Most of our customers are motivated to establish security segments in order to meet compliance, service assurance or data protection requirements. They typically don’t have much choice given modern threats and regulatory requirements. However, it is interesting the number of organizations we run into that, despite significant motivation, are either completely frozen with no forward progress or, conversely, are moving entirely too fast. We see very few organizations that fall in between.
There is a proper balance that must be struck when establishing secure segments, and the two concepts below are key to finding the optimal pace of segmentation.
1. Architecture first.
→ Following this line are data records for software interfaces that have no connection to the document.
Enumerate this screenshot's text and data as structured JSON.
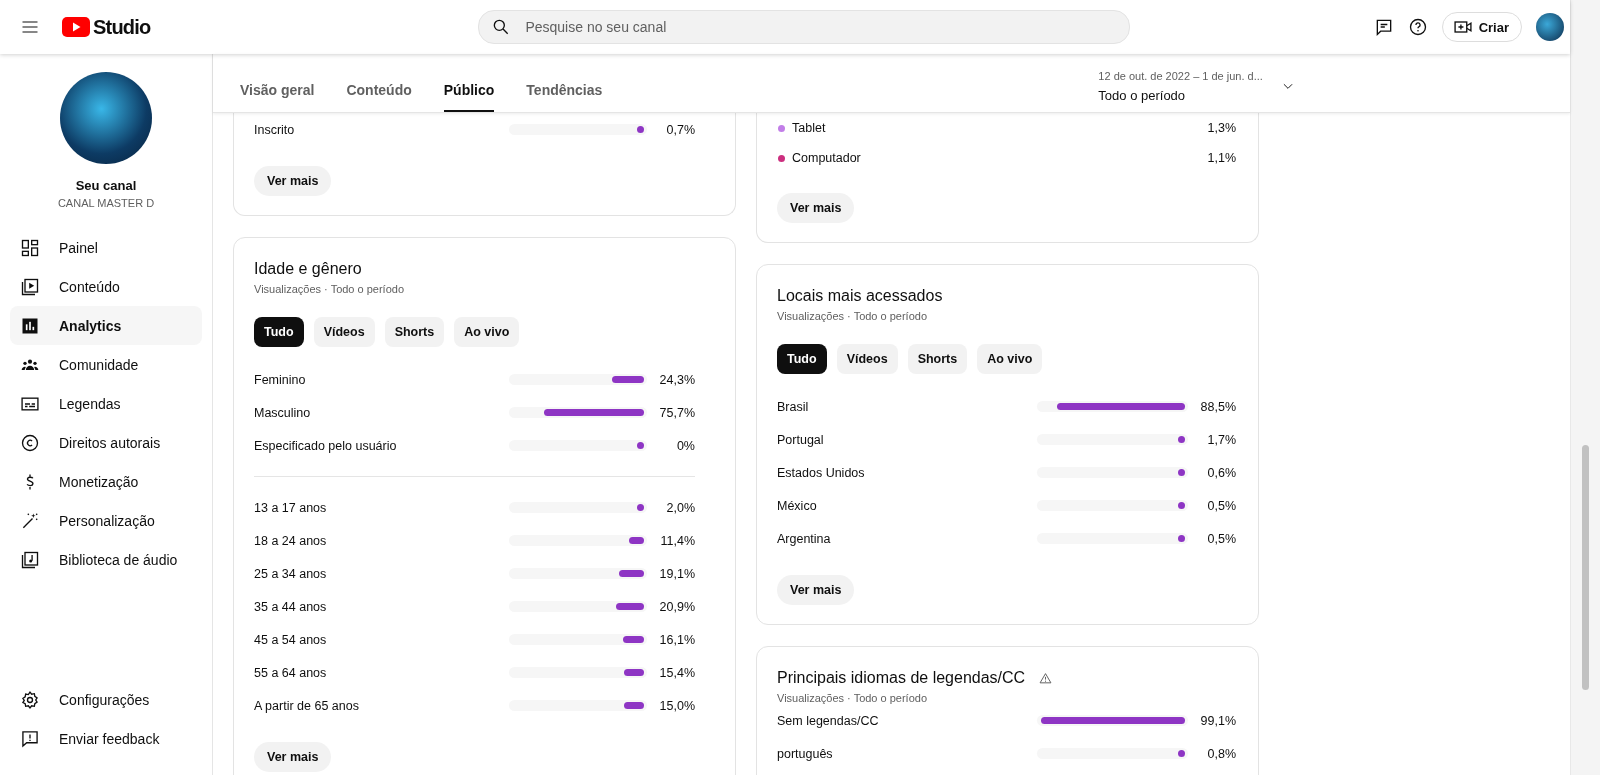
{
  "header": {
    "logo_text": "Studio",
    "search": {
      "placeholder": "Pesquise no seu canal"
    },
    "create_button": "Criar"
  },
  "sidebar": {
    "channel_title": "Seu canal",
    "channel_name": "CANAL MASTER D",
    "items": [
      {
        "label": "Painel",
        "selected": false
      },
      {
        "label": "Conteúdo",
        "selected": false
      },
      {
        "label": "Analytics",
        "selected": true
      },
      {
        "label": "Comunidade",
        "selected": false
      },
      {
        "label": "Legendas",
        "selected": false
      },
      {
        "label": "Direitos autorais",
        "selected": false
      },
      {
        "label": "Monetização",
        "selected": false
      },
      {
        "label": "Personalização",
        "selected": false
      },
      {
        "label": "Biblioteca de áudio",
        "selected": false
      }
    ],
    "footer_items": [
      {
        "label": "Configurações"
      },
      {
        "label": "Enviar feedback"
      }
    ]
  },
  "tabs": [
    {
      "label": "Visão geral",
      "selected": false
    },
    {
      "label": "Conteúdo",
      "selected": false
    },
    {
      "label": "Público",
      "selected": true
    },
    {
      "label": "Tendências",
      "selected": false
    }
  ],
  "date_range": {
    "range": "12 de out. de 2022 – 1 de jun. d...",
    "period": "Todo o período"
  },
  "left_column": [
    {
      "sections": [
        {
          "rows": [
            {
              "kind": "bar",
              "label": "Inscrito",
              "value": "0,7%",
              "level": 0.007
            }
          ]
        }
      ],
      "button": "Ver mais"
    },
    {
      "title": "Idade e gênero",
      "subtitle": "Visualizações · Todo o período",
      "filters": [
        {
          "label": "Tudo",
          "selected": true
        },
        {
          "label": "Vídeos",
          "selected": false
        },
        {
          "label": "Shorts",
          "selected": false
        },
        {
          "label": "Ao vivo",
          "selected": false
        }
      ],
      "sections": [
        {
          "rows": [
            {
              "kind": "bar",
              "label": "Feminino",
              "value": "24,3%",
              "level": 0.243
            },
            {
              "kind": "bar",
              "label": "Masculino",
              "value": "75,7%",
              "level": 0.757
            },
            {
              "kind": "bar",
              "label": "Especificado pelo usuário",
              "value": "0%",
              "level": 0
            }
          ]
        },
        {
          "rows": [
            {
              "kind": "bar",
              "label": "13 a 17 anos",
              "value": "2,0%",
              "level": 0.02
            },
            {
              "kind": "bar",
              "label": "18 a 24 anos",
              "value": "11,4%",
              "level": 0.114
            },
            {
              "kind": "bar",
              "label": "25 a 34 anos",
              "value": "19,1%",
              "level": 0.191
            },
            {
              "kind": "bar",
              "label": "35 a 44 anos",
              "value": "20,9%",
              "level": 0.209
            },
            {
              "kind": "bar",
              "label": "45 a 54 anos",
              "value": "16,1%",
              "level": 0.161
            },
            {
              "kind": "bar",
              "label": "55 a 64 anos",
              "value": "15,4%",
              "level": 0.154
            },
            {
              "kind": "bar",
              "label": "A partir de 65 anos",
              "value": "15,0%",
              "level": 0.15
            }
          ]
        }
      ],
      "button": "Ver mais"
    }
  ],
  "right_column": [
    {
      "sections": [
        {
          "rows": [
            {
              "kind": "legend",
              "label": "Tablet",
              "value": "1,3%",
              "color": "#c27ee8"
            },
            {
              "kind": "legend",
              "label": "Computador",
              "value": "1,1%",
              "color": "#cc2f7f"
            }
          ]
        }
      ],
      "button": "Ver mais"
    },
    {
      "title": "Locais mais acessados",
      "subtitle": "Visualizações · Todo o período",
      "filters": [
        {
          "label": "Tudo",
          "selected": true
        },
        {
          "label": "Vídeos",
          "selected": false
        },
        {
          "label": "Shorts",
          "selected": false
        },
        {
          "label": "Ao vivo",
          "selected": false
        }
      ],
      "sections": [
        {
          "rows": [
            {
              "kind": "bar",
              "label": "Brasil",
              "value": "88,5%",
              "level": 0.885
            },
            {
              "kind": "bar",
              "label": "Portugal",
              "value": "1,7%",
              "level": 0.017
            },
            {
              "kind": "bar",
              "label": "Estados Unidos",
              "value": "0,6%",
              "level": 0.006
            },
            {
              "kind": "bar",
              "label": "México",
              "value": "0,5%",
              "level": 0.005
            },
            {
              "kind": "bar",
              "label": "Argentina",
              "value": "0,5%",
              "level": 0.005
            }
          ]
        }
      ],
      "button": "Ver mais"
    },
    {
      "title": "Principais idiomas de legendas/CC",
      "warning": true,
      "subtitle": "Visualizações · Todo o período",
      "sections": [
        {
          "rows": [
            {
              "kind": "bar",
              "label": "Sem legendas/CC",
              "value": "99,1%",
              "level": 0.991
            },
            {
              "kind": "bar",
              "label": "português",
              "value": "0,8%",
              "level": 0.008
            }
          ]
        }
      ]
    }
  ]
}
Product selection later.
The companies that move too fast often make the mistake of diving directly into a technology solution based solely on tactical enforcement. Committing too early to a product in this manner can lead directly to a self-inflicted wound of the foot.
If you forego the planning of a risk-based logical security architecture there is a high likelihood you will have the misfortune of ripping out your segmentation shortly after installing it. Segmentation won’t match business requirements. Target environments won’t be properly prioritized. It’s tale as old as time (in technology years).
A proper security architecture includes logical zones, policy and security control definitions, not specific product selection. That comes later.
Or you might consider starting up the security architecture design in parallel with one or two no-brainer smaller tactical efforts that give you quick wins. That could work, but the idea is to formally start your logical security architecture from the beginning. When you do so, you glue the remaining future tactical efforts together and save yourself significant troubles.
On the flip side, the companies that move too slowly are stymied much of the time because they can’t really see what they’re attempting to segment.
It’s like when my kids come back from college for the summer. I do my best to never take a shower upstairs when they are doing the same downstairs. When I forget, I quickly transition from a relaxed man in a soothing hot shower to the Night King from ”Game of Thrones.” Just painful cold. You see, I have a plumbing problem. It’s probably not even a big one, but because I can’t see what’s in my walls, it feels like a big problem, and I never do anything about it.
Similarly, one of the keys to moving forward in a segmentation project is full visibility. You need proper asset inventory. You often need application dependency mapping. You might need user dependency mapping. You probably have a large number of unmanaged devices you need to identify. You cannot segment what you cannot see. So, take off the blindfold and solve this problem early.
Solutions exist that make this much less painful. Cisco Tetration is an example. It is purpose built to provide a snapshot that de-risks efforts like segmentation that might result in a significant environment change. And as a bonus, it can supplement actual segmentation enforcement when you need it later on in the project.
Neither of these strategies is all that complicated, and yet they seem to be elusive. Sometimes they are blocked by a lack of experience. Sometimes they are blocked by internal politics. Sometimes they are blocked by a desperate need to get something segmented somewhere now. Regardless, have confidence that if you wish to implement a proper, long-lasting segmentation strategy these are great starting points.